AN APPROVED application to convert a disused garage into a restaurant and holiday lets will return to planners after it transpired local people were not fully informed of the scheme.
A new restaurant on the site of a disused former garage site in Fishguard’s Lower Town was granted planning permission last month, and will avoid paying a £15,000 affordable housing contribution if its three associated apartments stay as holiday lets.
As previously reported by the Local Democracy Reporting Service, county planners thought all the neighbouring homes were holiday lets, a local resident has said.
The application in the town’s conservation area, submitted by Orwell Pine Co Ltd, for the restaurant/café and three apartments was recommended for – and given – conditional approval, subject to the completion of a Section 106 legal agreement, and conditions including the implementation of flood mitigation measures.
Since then, some Lower Town residents have expressed their “utter frustration and anger” at what they see as “a recent act of incompetence” by Pembrokeshire County Council in not alerting neighbours of the application.
Claire Evans says she and her fellow residents were denied a chance to comment on the plans, as no planning notifications were available on-site, meaning they knew nothing of the plans until it was too late to comment.

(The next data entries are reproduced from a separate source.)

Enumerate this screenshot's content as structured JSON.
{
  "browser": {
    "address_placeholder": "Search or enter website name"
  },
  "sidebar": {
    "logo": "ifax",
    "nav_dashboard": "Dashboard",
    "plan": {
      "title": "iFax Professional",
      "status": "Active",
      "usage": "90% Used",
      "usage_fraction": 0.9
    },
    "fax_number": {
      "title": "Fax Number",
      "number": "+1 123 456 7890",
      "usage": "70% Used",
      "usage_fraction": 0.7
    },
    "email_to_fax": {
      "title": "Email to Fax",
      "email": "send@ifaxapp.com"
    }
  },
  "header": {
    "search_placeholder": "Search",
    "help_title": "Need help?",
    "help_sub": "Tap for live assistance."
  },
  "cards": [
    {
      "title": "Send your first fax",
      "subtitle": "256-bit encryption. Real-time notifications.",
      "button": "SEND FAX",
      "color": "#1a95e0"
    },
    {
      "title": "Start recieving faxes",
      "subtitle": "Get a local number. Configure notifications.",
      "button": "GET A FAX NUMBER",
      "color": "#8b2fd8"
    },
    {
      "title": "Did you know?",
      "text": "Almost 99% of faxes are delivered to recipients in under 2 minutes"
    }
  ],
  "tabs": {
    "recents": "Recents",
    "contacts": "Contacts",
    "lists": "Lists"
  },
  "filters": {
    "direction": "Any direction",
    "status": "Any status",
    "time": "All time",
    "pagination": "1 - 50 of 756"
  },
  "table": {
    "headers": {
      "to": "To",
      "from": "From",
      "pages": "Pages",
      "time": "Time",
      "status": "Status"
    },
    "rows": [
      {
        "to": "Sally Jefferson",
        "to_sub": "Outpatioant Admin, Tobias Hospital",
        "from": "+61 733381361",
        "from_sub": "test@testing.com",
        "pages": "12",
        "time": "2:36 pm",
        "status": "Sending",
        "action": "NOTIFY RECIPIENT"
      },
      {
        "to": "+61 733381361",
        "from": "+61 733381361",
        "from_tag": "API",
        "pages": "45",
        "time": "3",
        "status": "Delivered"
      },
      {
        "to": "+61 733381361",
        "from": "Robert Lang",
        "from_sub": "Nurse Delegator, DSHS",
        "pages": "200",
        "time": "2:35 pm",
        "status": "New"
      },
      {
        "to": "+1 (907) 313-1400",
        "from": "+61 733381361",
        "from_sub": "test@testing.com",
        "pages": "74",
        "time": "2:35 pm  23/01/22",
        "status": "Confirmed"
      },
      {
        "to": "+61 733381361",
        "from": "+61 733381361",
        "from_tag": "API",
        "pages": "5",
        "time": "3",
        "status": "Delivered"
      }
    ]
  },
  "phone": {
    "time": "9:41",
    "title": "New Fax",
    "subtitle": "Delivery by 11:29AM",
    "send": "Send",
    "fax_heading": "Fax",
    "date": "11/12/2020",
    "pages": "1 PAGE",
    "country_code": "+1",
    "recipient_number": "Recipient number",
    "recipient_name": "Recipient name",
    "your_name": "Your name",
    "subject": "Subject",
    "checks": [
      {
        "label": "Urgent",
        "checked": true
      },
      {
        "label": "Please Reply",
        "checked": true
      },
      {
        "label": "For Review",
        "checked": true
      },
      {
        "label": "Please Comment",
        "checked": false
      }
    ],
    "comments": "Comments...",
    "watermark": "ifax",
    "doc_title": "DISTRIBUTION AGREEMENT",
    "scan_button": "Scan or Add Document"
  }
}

“Very telling is the fact that as soon as I discovered that approval had been given, I telephoned the case officer to investigate how this could have happened without our knowledge.
“I was astonished to be told that: ‘The planning office did not send out letters advising of the application to the neighbouring houses because they thought the neighbouring houses were all holiday lets’.”
They asked for the approved development to be overturned, or at least revisited with due consideration to the views and reservations of local residents.
After the issue was raised, a Pembrokeshire County Council spokesperson said: “We are looking into the matter and have made contact with Claire Evans as part of this process.”
At the April 25 meeting of the council’s planning committee, Chairman Cllr Jacob Williams informed members the application would be revisited at a future meeting.
He expressed his concern at residents not being part of the consultation process, members hearing details of the application had been placed on an area not immediately visible to all.
Planning committee members were told the application details would be publicised, by post, to all local residents.
A report for members of Pembrokeshire County Council’s March 14 planning committee said: “The application submission proposes residential apartments for the open market.
“The applicant has advised that this is in order to obtain development funding on the wider lending market. However, the intention is for the three apartments to be used as holiday let accommodation.
“Accordingly, the applicant is of the view that a financial contribution towards affordable housing should not be required of the development and requests that it be recognised that the proposal, inclusive of the [business] use, represents a large investment to support local employment, bringing a continued inward investment to the visitor economy, whilst enhancing the conservation area.”
In the absence of an assessment providing evidence that it would be unviable for the development to proceed, policy normally requires a 10 per cent contribution to affordable housing.
This would amount to £15,262.50 for the three properties.
The report for planners at the March meeting stated: “Given the intention is for the units to be occupied as holiday lets it is considered reasonable that a recommendation of approval be subject to a Section 106 agreement, only triggering the required affordable housing contribution should the units be occupied as residential (Use Class C3), there being a permitted development right for properties to move between the C3, C5 and C6 use classes.”
Speaking after the March meeting, a spokesman for Pembrokeshire County Council said: “A contribution towards local needs affordable housing will only be required of the development if it is occupied as a sole or main residence.
“If once constructed the apartments are occupied as holiday lets then a contribution is not required.”
“It is permitted to change the use of a residential unit between a sole or main residence (Use Class C3) and a holiday let (Use Class C6) without the need to submit a planning application.
“Following construction of the development, should the apartments first be occupied as holiday lets and then later be used as a sole or main residence this change in use would trigger the requirement to contribute towards affordable housing.”